- Charlessa did not blame, but on the other hand she did not provide the reasons her husband so desperately needed to hear. So be prepared to give support to your decision, without blaming. For example: “I want to advance my career and relocate;” “I want children;” or (if it is not a concrete cause) “This relationship does not fulfill me.” Be honest, compassionate, and respectful. There is nothing to be gained by criticizing or blaming your partner or being vengeful. The truth is that it doesn’t matter who is right or wrong. The relationship is over.

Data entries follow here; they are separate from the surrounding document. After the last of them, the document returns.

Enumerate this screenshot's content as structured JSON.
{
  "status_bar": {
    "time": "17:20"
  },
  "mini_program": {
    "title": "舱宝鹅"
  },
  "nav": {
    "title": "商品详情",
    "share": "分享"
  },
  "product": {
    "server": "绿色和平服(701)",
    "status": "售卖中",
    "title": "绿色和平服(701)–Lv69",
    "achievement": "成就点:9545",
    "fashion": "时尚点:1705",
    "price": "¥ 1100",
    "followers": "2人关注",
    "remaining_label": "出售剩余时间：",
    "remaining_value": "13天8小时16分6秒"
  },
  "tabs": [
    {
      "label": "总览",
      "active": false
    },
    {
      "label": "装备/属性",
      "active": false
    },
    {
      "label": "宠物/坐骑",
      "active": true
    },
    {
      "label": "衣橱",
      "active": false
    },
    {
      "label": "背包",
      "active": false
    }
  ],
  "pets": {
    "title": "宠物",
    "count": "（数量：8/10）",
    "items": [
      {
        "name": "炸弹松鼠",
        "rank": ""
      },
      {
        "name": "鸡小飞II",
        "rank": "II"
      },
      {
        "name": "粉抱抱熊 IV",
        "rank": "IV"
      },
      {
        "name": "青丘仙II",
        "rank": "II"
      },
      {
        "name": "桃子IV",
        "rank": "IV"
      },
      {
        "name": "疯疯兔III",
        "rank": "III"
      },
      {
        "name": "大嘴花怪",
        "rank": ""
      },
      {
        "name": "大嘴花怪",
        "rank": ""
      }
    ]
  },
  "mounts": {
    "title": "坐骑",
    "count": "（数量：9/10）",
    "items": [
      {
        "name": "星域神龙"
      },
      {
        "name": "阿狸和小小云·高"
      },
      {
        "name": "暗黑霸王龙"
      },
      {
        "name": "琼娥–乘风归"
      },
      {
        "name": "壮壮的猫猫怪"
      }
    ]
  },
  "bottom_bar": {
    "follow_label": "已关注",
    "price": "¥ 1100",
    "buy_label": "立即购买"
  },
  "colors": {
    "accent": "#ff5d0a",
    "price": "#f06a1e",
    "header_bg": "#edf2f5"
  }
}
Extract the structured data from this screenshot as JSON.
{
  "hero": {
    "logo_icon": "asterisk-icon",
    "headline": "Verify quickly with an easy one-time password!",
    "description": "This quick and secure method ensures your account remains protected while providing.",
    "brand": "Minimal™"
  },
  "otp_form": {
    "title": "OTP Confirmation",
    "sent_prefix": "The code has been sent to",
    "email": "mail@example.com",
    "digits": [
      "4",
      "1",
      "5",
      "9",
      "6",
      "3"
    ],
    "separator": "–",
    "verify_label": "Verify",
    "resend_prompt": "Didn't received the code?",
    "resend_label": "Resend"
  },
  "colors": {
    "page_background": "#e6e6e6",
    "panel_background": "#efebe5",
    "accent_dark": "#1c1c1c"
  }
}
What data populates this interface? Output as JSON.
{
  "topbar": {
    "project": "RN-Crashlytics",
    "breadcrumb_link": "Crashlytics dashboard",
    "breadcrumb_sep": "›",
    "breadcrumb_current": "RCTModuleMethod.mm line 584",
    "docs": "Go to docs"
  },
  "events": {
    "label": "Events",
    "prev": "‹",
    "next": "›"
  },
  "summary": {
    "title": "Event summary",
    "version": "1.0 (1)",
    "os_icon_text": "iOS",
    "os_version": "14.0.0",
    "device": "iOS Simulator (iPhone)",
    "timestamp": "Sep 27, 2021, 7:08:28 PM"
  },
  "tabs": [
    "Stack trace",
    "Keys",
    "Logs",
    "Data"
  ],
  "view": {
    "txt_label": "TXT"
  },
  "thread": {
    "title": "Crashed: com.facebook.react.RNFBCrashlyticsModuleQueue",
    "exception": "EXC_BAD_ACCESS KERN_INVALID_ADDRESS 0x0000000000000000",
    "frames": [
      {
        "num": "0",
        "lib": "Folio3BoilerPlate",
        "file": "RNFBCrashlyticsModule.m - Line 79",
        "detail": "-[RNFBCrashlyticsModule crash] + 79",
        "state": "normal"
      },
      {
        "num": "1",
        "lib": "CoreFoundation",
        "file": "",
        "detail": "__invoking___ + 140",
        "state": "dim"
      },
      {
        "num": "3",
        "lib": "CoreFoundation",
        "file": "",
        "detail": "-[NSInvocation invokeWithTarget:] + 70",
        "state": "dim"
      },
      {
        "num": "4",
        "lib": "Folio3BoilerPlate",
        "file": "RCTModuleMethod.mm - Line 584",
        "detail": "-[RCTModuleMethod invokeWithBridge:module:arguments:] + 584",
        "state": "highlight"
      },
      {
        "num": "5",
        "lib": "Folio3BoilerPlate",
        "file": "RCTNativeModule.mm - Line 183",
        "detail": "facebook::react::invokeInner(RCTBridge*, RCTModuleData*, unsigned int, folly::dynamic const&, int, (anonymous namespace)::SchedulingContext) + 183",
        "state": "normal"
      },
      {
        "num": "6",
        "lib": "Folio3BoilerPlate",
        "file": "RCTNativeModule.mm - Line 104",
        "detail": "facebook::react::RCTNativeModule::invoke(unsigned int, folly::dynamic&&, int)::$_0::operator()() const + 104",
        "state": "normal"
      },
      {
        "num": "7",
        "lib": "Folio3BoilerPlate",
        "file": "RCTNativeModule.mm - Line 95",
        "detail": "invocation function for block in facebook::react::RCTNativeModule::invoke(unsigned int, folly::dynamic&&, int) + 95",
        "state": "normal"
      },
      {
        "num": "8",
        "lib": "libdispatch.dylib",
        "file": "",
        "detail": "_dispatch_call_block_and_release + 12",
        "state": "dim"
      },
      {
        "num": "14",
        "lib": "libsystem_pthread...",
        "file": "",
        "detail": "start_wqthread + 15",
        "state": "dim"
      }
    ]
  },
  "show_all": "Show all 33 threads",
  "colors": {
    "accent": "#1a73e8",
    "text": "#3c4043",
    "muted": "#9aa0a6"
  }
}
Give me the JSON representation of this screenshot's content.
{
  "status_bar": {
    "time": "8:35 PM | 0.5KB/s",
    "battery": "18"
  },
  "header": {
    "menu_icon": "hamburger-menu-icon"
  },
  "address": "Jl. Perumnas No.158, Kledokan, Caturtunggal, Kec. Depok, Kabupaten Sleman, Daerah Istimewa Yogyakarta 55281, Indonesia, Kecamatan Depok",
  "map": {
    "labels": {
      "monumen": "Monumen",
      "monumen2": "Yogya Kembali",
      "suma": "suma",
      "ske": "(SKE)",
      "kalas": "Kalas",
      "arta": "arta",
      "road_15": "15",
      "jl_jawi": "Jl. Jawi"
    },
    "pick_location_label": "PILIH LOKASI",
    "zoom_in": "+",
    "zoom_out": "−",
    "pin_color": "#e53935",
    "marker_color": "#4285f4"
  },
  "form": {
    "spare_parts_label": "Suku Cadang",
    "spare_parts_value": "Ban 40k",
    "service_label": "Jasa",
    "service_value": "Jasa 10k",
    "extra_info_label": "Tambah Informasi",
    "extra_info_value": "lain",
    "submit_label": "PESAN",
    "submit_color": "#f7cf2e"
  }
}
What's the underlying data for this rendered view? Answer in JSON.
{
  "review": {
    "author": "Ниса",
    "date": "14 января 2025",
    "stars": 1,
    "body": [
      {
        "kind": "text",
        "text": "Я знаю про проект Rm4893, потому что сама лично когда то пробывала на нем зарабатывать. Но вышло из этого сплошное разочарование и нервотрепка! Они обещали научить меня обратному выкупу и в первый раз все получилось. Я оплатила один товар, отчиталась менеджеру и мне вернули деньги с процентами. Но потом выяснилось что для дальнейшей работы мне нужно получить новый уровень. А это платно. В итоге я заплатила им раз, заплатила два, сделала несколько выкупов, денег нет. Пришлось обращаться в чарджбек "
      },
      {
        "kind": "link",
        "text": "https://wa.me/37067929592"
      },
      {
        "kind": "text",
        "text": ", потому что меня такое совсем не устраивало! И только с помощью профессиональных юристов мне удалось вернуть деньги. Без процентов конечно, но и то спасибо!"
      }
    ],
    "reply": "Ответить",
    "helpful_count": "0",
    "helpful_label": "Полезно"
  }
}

- If you co-habitate, make a plan about who will go where. Just because you are initiating the split does not automatically mean you have to move out, but have a sensible idea for this.
- Prepare for the emotional fall-out. This is a painful conversation under any circumstances. Even if you are sure your partner knows… somewhere inside…you may be surprised. Denial is powerful. The words turn our fears into truth. If your partner screams, threatens, or exhibits any loss of control, you need to leave immediately and explain that you’ll continue the conversation when he or she is calmer.
- Be kind and maintain your boundaries. Do not negotiate. Since you are sure (step one, remember?), there is no point to agreeing to do x, y, or z in order to make this moment less painful. Saying something you don’t mean to soften the blow leads to more pain down the line. Be firm and compassionate.
- No matter how much you’d love to feel reassured that this break-up won’t mean “losing each other forever”—trying to plan the future now is a bad idea. You may be friends one day. You may be able to laugh together, have lunch, send funny emails. But you may not, and a break-up can’t be muddied with such hopes and dreams. First, you both need to heal and reevaluate your lives so you can move forward.
Being the initiator of a break-up doesn’t make the big life changes any simpler, or the sadness and confusion any less real. My final advice: stay single for awhile Take your time to get to know yourself before jumping into another relationship.